With the help of Ian Cooper, the London .Net user group lead and renowned .Net expert, we will get you the best brains available!


DDD eXchange 20 June 2014

At the DDD eXchange 2014 you’ll discover all the newest innovations in Domain-Driven Design and get the chance to learn and share solutions and new ideas! This eXchange brings together the Domain Driven Design community with the experts who lead it for a day of networking, sharing new ideas, creating partnerships, and learning from the best and brightest in the field.

Each year, with the blessing of Eric Evans (the father of Domain-Driven Design) we welcome an array of high-profile speakers to explore and share new thoughts about DDD with grass-roots designers, programmers, and architects.

Did you attend one of our conferences in 2013? What did you think? What else would you like to see Skills Matter cover in 2014? Let us know in the comments section below!

This Week at Skills Matter: 13th-17th January 2014

Last week we welcomed the London Java Community for our first two events of 2014! On Wednesday, Madhusudhan Konda explored what’s new in Java8 and Joshua Wöhle provided insight in how (quickly) a tech stack evolves in a start-up.

Gleb Smirnov talks at the London Java Community meetup, London

On Thursday the LJC returned with a talk from Gleb Smirnov on Mutation Analysis, in which he covered the available Java tools to do it, and shared a number of success stories.

This week we have five events, including a brand new user group! Don’t forget, these events are free but we do ask that you register before attending to avoid disappointment as spaces are limited. You can also check out our website for more upcoming meetups and user groups, or follow us on Twitter for updates. We look forward to seeing you all again in 2014!


The week begins with the London Ruby Users Group who come to Skills Matter for their first meet-up of 2014. At this months meetup Javier Ramirez talks about dealing with big data in PI Analytics with Redis and Bigquery. Javier will be followed by Julien Letessier, wo will be speaking about using data tiering to squeeze scale out of SQL.

Register for your place now!


The London Java Community will be discussing Android and The Web of Things on Tuesday. Asking questions like ‘what if every day objects could all become part of a gigantic network also known as the Internet of Things?’ And ‘what if your watch, guitar, bike or bottle of organic iced-tea could all have an active digital identity on the Web? By combining technologies such as NFC, QR-codes, Bluetooth low energy and Android smart phones, this becomes an ideal framework to implement the Web of Things…

For more information and to register your place, click here.

Also on Tuesday, the London Ajax Meetup will be joined by Jamie McCrindle & Santi Albowe for a walkthrough of how they’re putting thei AngularJS apps together using TypeScript, Yeoman, Restangular, a RESTful API, S3 and a CDN.

Register your place now!


Julia programming language logoOn Wednesday we’re very excited to welcome the first meeting of the London Julia Users Group. As a relatively new programming language of interest in the emerging field of Data Science, Julia has many features to commend it over existing approaches, not the its speed of execution.
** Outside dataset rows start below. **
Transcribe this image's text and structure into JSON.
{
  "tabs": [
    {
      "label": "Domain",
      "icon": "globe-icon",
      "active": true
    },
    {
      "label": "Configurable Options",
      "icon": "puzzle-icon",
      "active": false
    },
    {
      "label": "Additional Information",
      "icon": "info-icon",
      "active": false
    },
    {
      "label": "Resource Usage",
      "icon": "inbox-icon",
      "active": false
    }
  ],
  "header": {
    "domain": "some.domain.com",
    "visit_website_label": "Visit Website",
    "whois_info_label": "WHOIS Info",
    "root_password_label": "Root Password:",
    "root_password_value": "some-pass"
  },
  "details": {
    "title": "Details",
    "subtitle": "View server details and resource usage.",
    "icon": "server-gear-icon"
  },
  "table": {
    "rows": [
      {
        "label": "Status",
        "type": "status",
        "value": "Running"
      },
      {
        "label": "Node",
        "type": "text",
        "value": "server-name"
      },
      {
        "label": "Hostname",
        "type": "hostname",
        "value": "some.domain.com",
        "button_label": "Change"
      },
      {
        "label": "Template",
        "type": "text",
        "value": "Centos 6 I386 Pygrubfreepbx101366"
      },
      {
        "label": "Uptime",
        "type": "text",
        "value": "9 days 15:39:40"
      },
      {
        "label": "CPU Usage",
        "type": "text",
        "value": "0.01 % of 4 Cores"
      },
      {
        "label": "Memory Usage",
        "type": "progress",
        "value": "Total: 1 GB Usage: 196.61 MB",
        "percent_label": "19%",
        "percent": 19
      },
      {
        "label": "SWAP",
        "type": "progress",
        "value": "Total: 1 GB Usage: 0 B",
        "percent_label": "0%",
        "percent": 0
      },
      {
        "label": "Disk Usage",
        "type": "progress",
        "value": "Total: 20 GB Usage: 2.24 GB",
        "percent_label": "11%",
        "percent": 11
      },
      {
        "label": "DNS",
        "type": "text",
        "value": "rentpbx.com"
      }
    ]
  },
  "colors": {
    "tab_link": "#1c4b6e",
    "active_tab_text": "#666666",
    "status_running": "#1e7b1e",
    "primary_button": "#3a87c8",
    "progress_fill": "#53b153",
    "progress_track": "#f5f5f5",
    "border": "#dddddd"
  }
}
The discussion will look at using Julia on all platforms: Linux, OSX and Windows; getting up and running, the Julia package system and JuliaStudio IDE, plus any teething problems, trials and tribulations.

Register you place for this meetup now!


Finally, on Thursday, we welcome the F#unctional Londoners for their first meet-up of 2014. At this months session Ross McKinlay will present ‘SQL Type Provider Deep Dive’. Ross has over 20 years programming experience in a wide variety of different languages and technologies, ranging from games and financial markets to fraud prevention and investigation. He has more recently been working on F# type providers. He loves squirrels, physics, electronics, robotics, functional programming, programming languages in general and squirrels.

Book your place for the F#unctional Londonders meetup now!

What did you get up to in 2013? And what are you looking forward to in the world of Open Source in 2014? Let us know in the comments below!